The COVID-19 outbreak is evolving day by day and businesses needs to be prepared for a range of outcomes. While each business faces its own challenges, some key considerations can help build your business’s resilience and protect your community. So, in summary:
You have a duty to do what you can, within reason, to protect staff from COVID-19.
• Roll out Health Department hygiene guidelines and communicate them with staff.
• Identify staff at higher risk of exposure – from face-to-face meetings or interactions with the public or clients – and do what you reasonably can to reduce it.
• Identify staff who are at higher risk of serious complications from the virus, or have a family member or someone they have close contact with who is.
• Look at cancelling or postponing non-essential staff travel.
Get on top of travel
Most countries has banned direct travel from some countries, ordering returning citizens to self-quarantine for a fortnight before returning to work.
• Look at updating your leave policy.
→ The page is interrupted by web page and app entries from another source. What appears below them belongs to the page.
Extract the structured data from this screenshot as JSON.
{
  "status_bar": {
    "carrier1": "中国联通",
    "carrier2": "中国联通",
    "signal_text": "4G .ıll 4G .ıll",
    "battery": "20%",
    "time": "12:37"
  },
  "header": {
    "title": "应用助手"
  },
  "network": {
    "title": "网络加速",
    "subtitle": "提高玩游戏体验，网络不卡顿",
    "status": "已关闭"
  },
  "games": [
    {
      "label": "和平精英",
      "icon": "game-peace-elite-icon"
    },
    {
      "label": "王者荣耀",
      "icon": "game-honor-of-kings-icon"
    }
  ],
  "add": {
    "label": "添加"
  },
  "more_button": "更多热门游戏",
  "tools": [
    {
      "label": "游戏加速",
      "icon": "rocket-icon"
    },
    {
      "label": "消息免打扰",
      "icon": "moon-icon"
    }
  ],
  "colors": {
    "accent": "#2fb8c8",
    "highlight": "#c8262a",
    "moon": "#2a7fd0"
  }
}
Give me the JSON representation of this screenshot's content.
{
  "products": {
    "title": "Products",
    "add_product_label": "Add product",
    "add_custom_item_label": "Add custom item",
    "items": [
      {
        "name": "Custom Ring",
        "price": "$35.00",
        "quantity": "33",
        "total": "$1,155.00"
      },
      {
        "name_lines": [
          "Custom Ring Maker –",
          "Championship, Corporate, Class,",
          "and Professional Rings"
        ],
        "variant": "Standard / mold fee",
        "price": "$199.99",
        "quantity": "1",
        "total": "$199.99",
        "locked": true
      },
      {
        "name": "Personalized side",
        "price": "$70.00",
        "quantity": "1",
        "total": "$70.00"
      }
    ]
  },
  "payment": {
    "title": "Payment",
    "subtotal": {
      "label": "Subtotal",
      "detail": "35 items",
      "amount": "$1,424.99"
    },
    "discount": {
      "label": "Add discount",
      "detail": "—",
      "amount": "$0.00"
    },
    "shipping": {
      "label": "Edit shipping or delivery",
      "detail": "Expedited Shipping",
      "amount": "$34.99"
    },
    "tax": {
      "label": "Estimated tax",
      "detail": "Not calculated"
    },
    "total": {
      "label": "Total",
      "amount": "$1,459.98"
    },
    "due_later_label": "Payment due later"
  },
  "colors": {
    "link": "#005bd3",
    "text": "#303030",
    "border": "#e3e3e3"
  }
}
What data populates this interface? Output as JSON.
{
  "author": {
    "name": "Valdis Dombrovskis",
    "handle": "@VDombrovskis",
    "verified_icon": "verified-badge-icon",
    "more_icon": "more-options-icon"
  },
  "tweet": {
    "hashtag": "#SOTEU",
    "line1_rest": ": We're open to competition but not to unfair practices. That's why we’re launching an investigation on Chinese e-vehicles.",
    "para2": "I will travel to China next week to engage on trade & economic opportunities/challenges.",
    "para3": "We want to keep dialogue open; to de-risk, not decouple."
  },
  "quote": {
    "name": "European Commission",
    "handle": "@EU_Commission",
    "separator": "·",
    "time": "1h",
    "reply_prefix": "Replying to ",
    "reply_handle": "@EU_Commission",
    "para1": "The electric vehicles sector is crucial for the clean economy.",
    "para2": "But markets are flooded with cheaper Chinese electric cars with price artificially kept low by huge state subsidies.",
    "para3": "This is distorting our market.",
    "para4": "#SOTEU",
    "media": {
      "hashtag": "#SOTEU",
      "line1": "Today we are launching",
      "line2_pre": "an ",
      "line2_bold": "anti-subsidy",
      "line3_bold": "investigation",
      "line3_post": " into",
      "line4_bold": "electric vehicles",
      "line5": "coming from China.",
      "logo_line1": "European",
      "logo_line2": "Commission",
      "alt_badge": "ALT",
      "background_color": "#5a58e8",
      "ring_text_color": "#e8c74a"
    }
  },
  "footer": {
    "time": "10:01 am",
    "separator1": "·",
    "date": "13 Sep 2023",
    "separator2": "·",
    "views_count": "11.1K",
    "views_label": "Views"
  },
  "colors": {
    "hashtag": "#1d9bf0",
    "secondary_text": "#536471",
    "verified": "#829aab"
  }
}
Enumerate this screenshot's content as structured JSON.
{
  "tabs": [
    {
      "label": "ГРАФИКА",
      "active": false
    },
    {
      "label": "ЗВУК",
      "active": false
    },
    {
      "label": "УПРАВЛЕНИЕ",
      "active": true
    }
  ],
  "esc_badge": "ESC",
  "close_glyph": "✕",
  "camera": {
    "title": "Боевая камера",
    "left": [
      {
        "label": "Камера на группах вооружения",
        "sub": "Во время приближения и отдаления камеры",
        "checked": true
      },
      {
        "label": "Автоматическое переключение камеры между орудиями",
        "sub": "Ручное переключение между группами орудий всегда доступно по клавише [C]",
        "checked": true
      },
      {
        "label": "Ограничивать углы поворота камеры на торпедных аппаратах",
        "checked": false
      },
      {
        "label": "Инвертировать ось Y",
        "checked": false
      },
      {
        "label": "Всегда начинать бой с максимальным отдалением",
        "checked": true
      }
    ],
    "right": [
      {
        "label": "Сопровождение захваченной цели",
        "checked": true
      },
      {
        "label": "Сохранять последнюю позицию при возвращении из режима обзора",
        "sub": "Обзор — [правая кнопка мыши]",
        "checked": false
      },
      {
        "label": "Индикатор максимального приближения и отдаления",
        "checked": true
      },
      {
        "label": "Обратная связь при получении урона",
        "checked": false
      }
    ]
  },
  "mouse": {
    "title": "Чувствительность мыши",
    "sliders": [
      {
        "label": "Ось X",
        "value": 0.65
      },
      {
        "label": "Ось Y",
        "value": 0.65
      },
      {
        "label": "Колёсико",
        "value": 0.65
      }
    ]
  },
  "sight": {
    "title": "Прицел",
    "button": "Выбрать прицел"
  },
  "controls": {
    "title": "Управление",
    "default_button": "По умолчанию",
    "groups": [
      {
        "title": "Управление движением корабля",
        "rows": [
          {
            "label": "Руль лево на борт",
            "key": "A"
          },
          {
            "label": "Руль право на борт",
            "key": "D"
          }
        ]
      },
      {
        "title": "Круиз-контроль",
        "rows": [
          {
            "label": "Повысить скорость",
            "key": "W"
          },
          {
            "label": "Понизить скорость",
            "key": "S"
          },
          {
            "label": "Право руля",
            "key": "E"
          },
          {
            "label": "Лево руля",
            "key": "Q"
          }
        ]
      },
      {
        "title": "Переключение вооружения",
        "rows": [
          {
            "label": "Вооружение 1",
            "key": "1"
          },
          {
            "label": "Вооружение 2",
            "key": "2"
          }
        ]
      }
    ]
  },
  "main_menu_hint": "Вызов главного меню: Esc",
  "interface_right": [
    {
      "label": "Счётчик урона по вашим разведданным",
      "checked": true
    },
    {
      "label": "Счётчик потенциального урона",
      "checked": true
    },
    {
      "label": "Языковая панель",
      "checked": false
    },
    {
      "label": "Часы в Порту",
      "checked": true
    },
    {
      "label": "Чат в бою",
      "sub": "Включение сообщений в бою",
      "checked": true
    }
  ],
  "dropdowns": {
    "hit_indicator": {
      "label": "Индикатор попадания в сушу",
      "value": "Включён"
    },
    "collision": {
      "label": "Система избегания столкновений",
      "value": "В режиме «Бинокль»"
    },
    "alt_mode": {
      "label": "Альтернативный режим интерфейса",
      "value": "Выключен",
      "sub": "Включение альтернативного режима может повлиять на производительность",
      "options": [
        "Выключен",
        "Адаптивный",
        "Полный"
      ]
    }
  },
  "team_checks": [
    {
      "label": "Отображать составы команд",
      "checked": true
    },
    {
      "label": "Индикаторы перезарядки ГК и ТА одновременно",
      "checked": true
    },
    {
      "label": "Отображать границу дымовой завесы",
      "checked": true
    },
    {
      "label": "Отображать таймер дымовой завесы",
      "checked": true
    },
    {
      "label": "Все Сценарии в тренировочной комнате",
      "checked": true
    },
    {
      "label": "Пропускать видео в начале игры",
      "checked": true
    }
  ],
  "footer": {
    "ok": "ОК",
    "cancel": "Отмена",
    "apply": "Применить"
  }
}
You may be able to reject leave to travel banned countries.
• If staff then go to a travel-banned country, it may be possible to stand them down without pay until they can safely return to work.
• Some countries have travel warnings in place – start thinking about your response to returning staff.
Build your plan
Each business faces unique challenges responding to COVID-19 but having a plan can be the difference between survival or failure.
GBC’s Strategic Pandemic Plan can help you:
• Know your legislative responsibilities to staff and stakeholders.
• Use a risk rating matrix to identify your business-specific risks.
• Identify ways to sustain business critical functions, services and cash flow.
• Look at alternative work-from home arrangements in case of a local outbreak.
Trial working from home
It’s important to have a ‘work from home’ or offsite plan in place and tested before it’s needed.
• Ensure your employee’s workspace complies with occupational health and safety standards and check your insurance.
• You may need to provide staff with equipment and services – like internet, software virus protections, laptops and phones.
• Know what expenses your employees may be able to claim and stipulate working hours and entitlements beforehand.
• Make sure you can contact your employees easily.
Business has a role to play in the community’s resilience to COVID-19 – not just by helping keep staff safe at work, but by showing leadership through difficult times.
• Identify who is responsible for handling your business’s response to COVID-19 and who will communicate your response to staff and stakeholders.
• Build a crisis communications plan using GBC’s Small Business Pandemic Plan.
• Keep staff and other stakeholders – like clients or subcontractors – up to date with your COVID-19 response.
At GBC, we know the importance of planning for the uncertain and unknown, that’s why we created a small business strategic pandemic plan for business survival during a pandemic event.